Teachers accused of being dismissive and unsympathetic towards bullied pupils
Teachers should undergo compulsory training on bullying and schools must be forced to record incidents, according to a controversial parliamentary report which has concluded that the schools system is failing to protect many children from prejudice.
The inquiry into prejudice-based bullying – which has already been criticised by teacher unions – claims to reveal huge inconsistencies in Scottish schools’ approaches and suggests some teachers are “dismissive” about children who have been bullied or simply lack the confidence to do anything.
But teachers have expressed concern that while many of the issues in the report must be addressed, its findings are based on anecdotal evidence and do not reflect the widespread anti-bullying work done by schools.
In a foreword to It is not cool to be cruel, Equalities and Human Rights Committee convener Christina McKelvie warns that for many children “school is becoming a battle against prejudice, bullying and sexual harassment”. She added that “their primary goal is simply to survive their education, emotionally, psychologically and, now more than ever, literally, with 27 per cent of LGBTI young people attempting suicide”.
The report concludes that too often bullying becomes “almost inescapable” when a pupil has a visible difference, citing physical disabilities or clothing such as hijabs. Gender-based bullying and harassment are a “daily occurrence” for some girls and racism has made a “resurgence”, with news reports of terrorism, Brexit and Donald Trump’s election giving “credence to views previously considered off-limits”
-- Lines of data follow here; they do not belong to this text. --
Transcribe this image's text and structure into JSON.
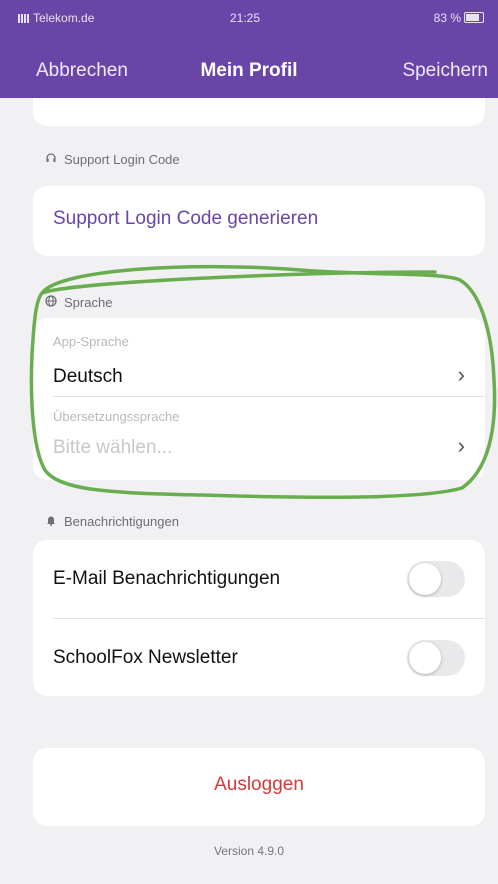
{
  "status_bar": {
    "carrier": "Telekom.de",
    "time": "21:25",
    "right": "83 %"
  },
  "nav": {
    "cancel_label": "Abbrechen",
    "title": "Mein Profil",
    "save_label": "Speichern"
  },
  "support": {
    "section_label": "Support Login Code",
    "action_label": "Support Login Code generieren"
  },
  "language": {
    "section_label": "Sprache",
    "app_language_label": "App-Sprache",
    "app_language_value": "Deutsch",
    "translation_label": "Übersetzungssprache",
    "translation_placeholder": "Bitte wählen..."
  },
  "notifications": {
    "section_label": "Benachrichtigungen",
    "items": [
      {
        "label": "E-Mail Benachrichtigungen",
        "enabled": false
      },
      {
        "label": "SchoolFox Newsletter",
        "enabled": false
      }
    ]
  },
  "logout_label": "Ausloggen",
  "version": "Version 4.9.0",
  "colors": {
    "accent": "#6a45a8",
    "destructive": "#d33a3a",
    "annotation": "#5aa63c"
  },
  "icons": [
    "headset-icon",
    "globe-icon",
    "bell-icon",
    "chevron-right-icon"
  ]
}
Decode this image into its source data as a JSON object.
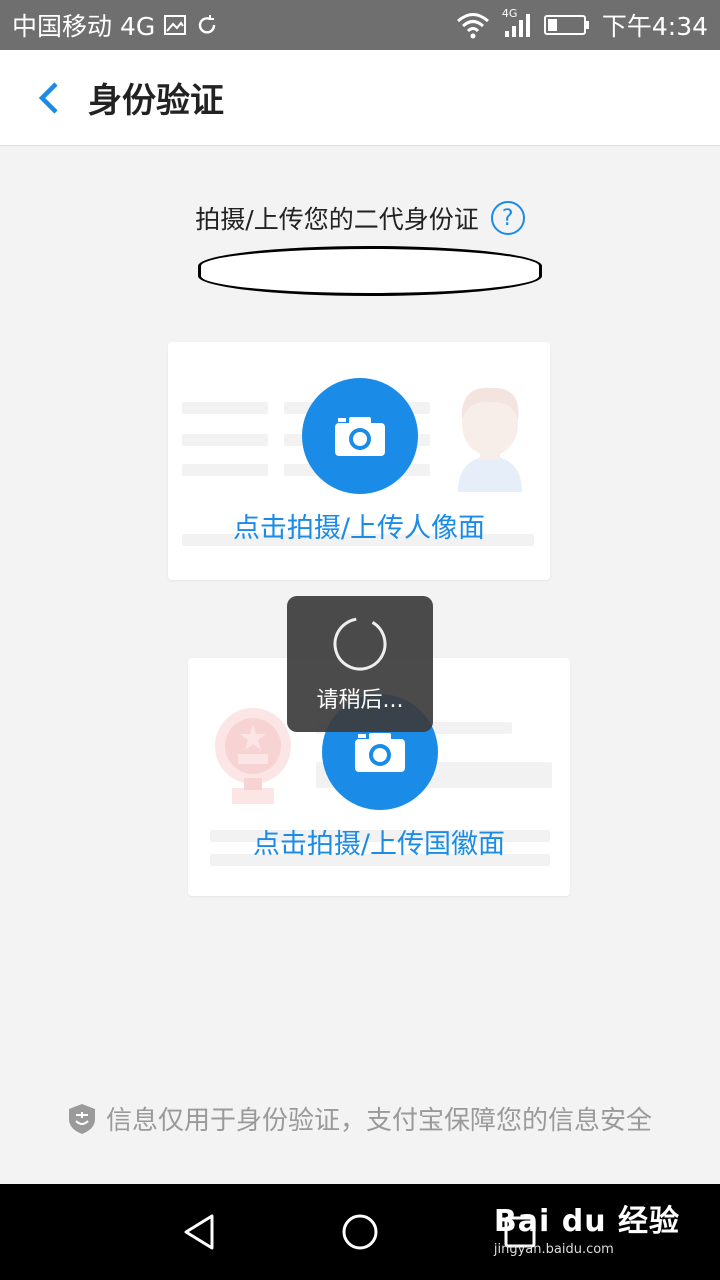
{
  "status_bar": {
    "carrier": "中国移动 4G",
    "network_small": "4G",
    "time": "下午4:34"
  },
  "header": {
    "title": "身份验证"
  },
  "prompt": {
    "text": "拍摄/上传您的二代身份证",
    "help_symbol": "?"
  },
  "cards": {
    "front_label": "点击拍摄/上传人像面",
    "back_label": "点击拍摄/上传国徽面"
  },
  "loading": {
    "text": "请稍后..."
  },
  "footer": {
    "notice": "信息仅用于身份验证，支付宝保障您的信息安全"
  },
  "watermark": {
    "logo": "Bai du 经验",
    "url": "jingyan.baidu.com"
  },
  "colors": {
    "accent": "#1a8ce8",
    "status_bar": "#6f6f6f",
    "background": "#f3f3f3",
    "toast": "#3c3c3c"
  },
  "icons": {
    "back": "chevron-left-icon",
    "help": "question-circle-icon",
    "camera": "camera-icon",
    "shield": "shield-icon",
    "nav_back": "triangle-back-icon",
    "nav_home": "circle-home-icon",
    "nav_recent": "square-recent-icon"
  }
}
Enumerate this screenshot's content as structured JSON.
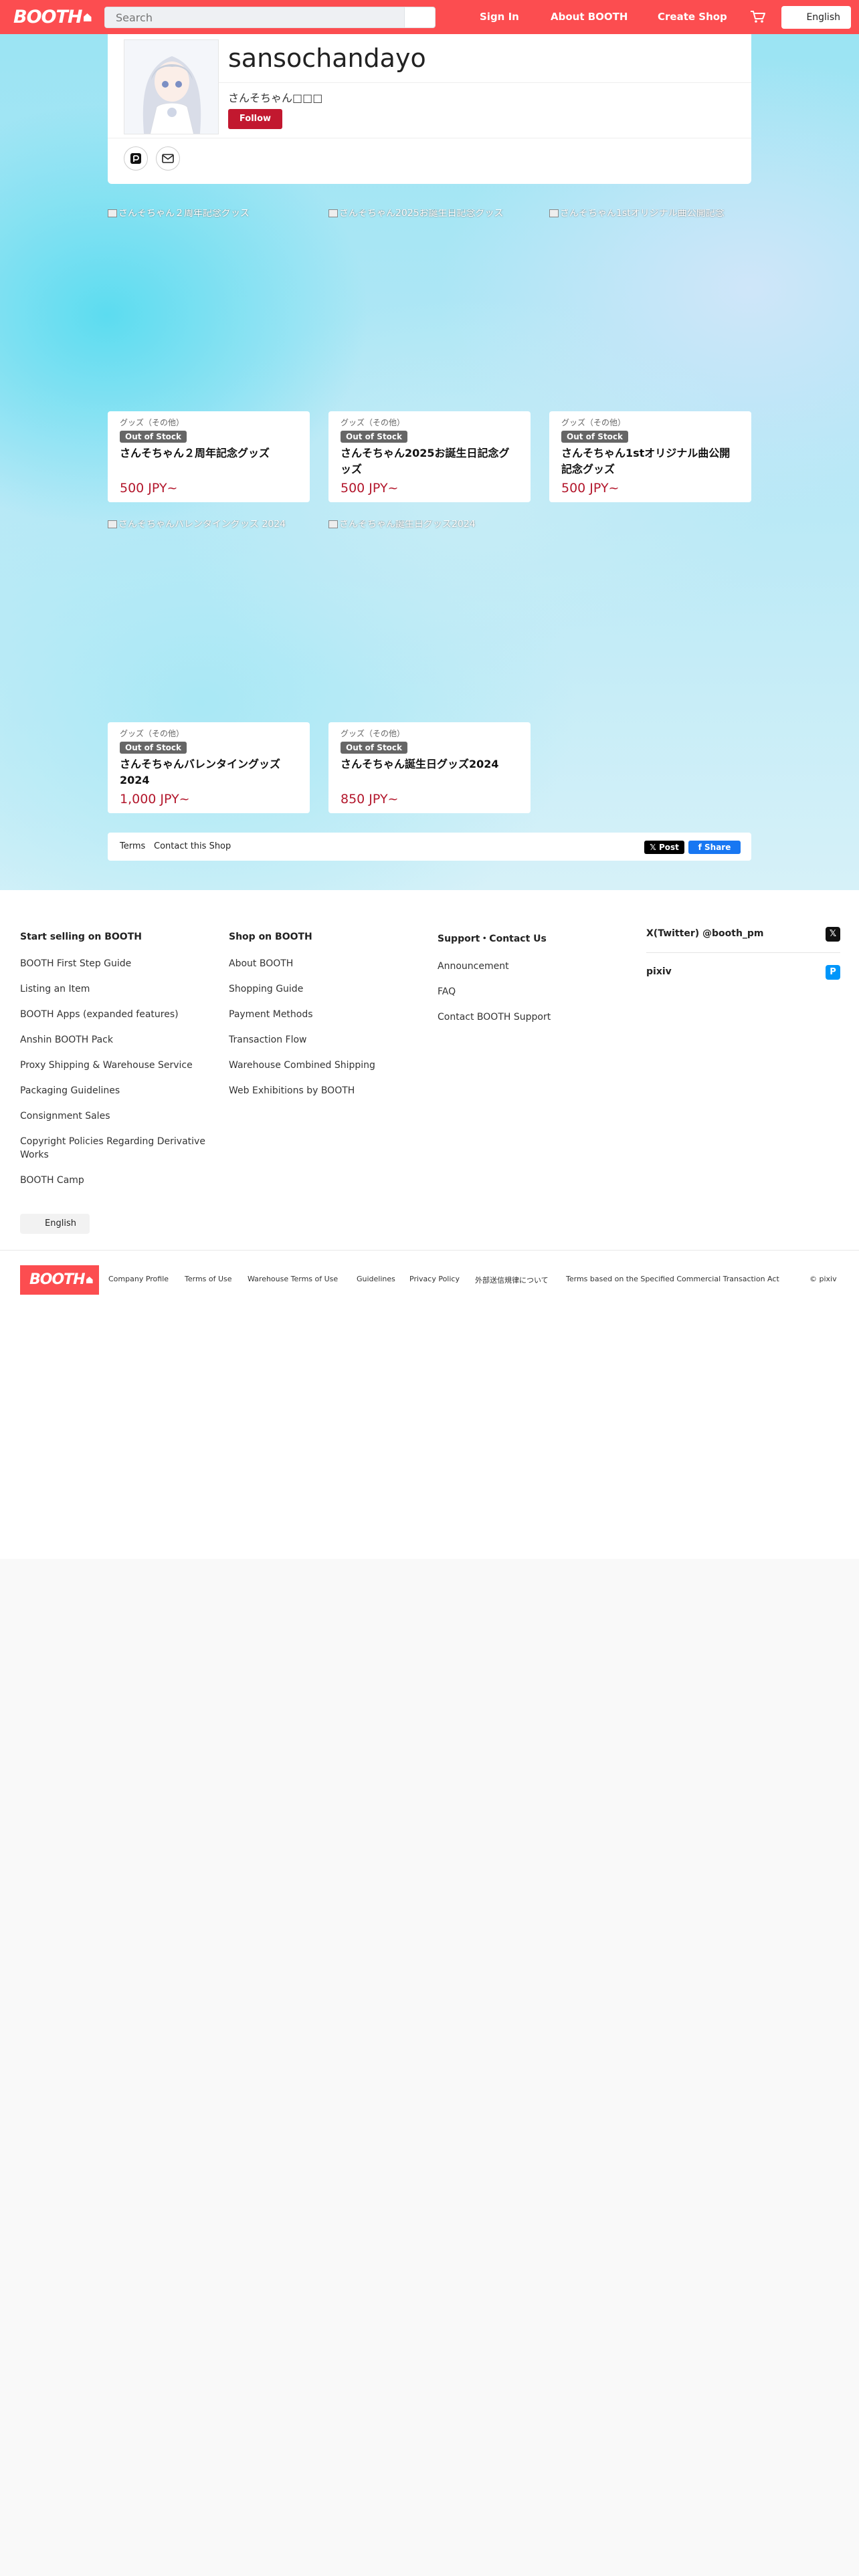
{
  "header": {
    "logo": "BOOTH",
    "search_placeholder": "Search",
    "sign_in": "Sign In",
    "about": "About BOOTH",
    "create_shop": "Create Shop",
    "language": "English"
  },
  "profile": {
    "shop_name": "sansochandayo",
    "subtitle": "さんそちゃん□□□",
    "follow": "Follow"
  },
  "products": [
    {
      "image_alt": "さんそちゃん２周年記念グッズ",
      "category": "グッズ（その他）",
      "badge": "Out of Stock",
      "name": "さんそちゃん２周年記念グッズ",
      "price": "500 JPY~"
    },
    {
      "image_alt": "さんそちゃん2025お誕生日記念グッズ",
      "category": "グッズ（その他）",
      "badge": "Out of Stock",
      "name": "さんそちゃん2025お誕生日記念グッズ",
      "price": "500 JPY~"
    },
    {
      "image_alt": "さんそちゃん1stオリジナル曲公開記念",
      "category": "グッズ（その他）",
      "badge": "Out of Stock",
      "name": "さんそちゃん1stオリジナル曲公開記念グッズ",
      "price": "500 JPY~"
    },
    {
      "image_alt": "さんそちゃんバレンタイングッズ 2024",
      "category": "グッズ（その他）",
      "badge": "Out of Stock",
      "name": "さんそちゃんバレンタイングッズ 2024",
      "price": "1,000 JPY~"
    },
    {
      "image_alt": "さんそちゃん誕生日グッズ2024",
      "category": "グッズ（その他）",
      "badge": "Out of Stock",
      "name": "さんそちゃん誕生日グッズ2024",
      "price": "850 JPY~"
    }
  ],
  "shop_footer": {
    "terms": "Terms",
    "contact": "Contact this Shop",
    "post": "𝕏 Post",
    "share": "f Share"
  },
  "footer": {
    "col1_title": "Start selling on BOOTH",
    "col1_links": [
      "BOOTH First Step Guide",
      "Listing an Item",
      "BOOTH Apps (expanded features)",
      "Anshin BOOTH Pack",
      "Proxy Shipping & Warehouse Service",
      "Packaging Guidelines",
      "Consignment Sales",
      "Copyright Policies Regarding Derivative Works",
      "BOOTH Camp"
    ],
    "col2_title": "Shop on BOOTH",
    "col2_links": [
      "About BOOTH",
      "Shopping Guide",
      "Payment Methods",
      "Transaction Flow",
      "Warehouse Combined Shipping",
      "Web Exhibitions by BOOTH"
    ],
    "col3_title": "Support・Contact Us",
    "col3_links": [
      "Announcement",
      "FAQ",
      "Contact BOOTH Support"
    ],
    "twitter": "X(Twitter) @booth_pm",
    "pixiv": "pixiv",
    "language": "English",
    "legal_links": [
      "Company Profile",
      "Terms of Use",
      "Warehouse Terms of Use",
      "Guidelines",
      "Privacy Policy",
      "外部送信規律について",
      "Terms based on the Specified Commercial Transaction Act"
    ],
    "copyright": "© pixiv"
  }
}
A “growth of negative school environments” was blamed on “deficiencies in teacher training and the failure [of CPD] to challenge inappropriate behaviour and language”, as well as online and social media and a “lack of leadership” in building a strong school ethos and supporting teachers to challenge bullying.
Many teachers lacked confidence to address prejudice-based bullying while others were “dismissive” or “unsympathetic” about victims’ concerns, the inquiry heard.
The report calls for mandatory recording of bullying incidents and demands that the Scottish government and local authorities arrange compulsory CPD for teachers on issues such as equalities and children’s human rights.
But the EIS, Scotland’s biggest teaching union, raised concerns about the inquiry’s reliance on “personal and anecdotal” evidence. General secretary Larry Flanagan agreed there was a need for more CPD on equality issues but questioned the need to make training compulsory arguing that could lead to it becoming a box ticking exercise.
A government spokesperson said it was “important for all schools and local authorities to have anti-bullying policies in place, and it is vital that local authorities and teachers challenge any racist, homophobic and abusive behaviour in our schools”.
The education secretary John Swinney will delay the new National Anti-Bullying Approach until he has considered the inquiry’s findings.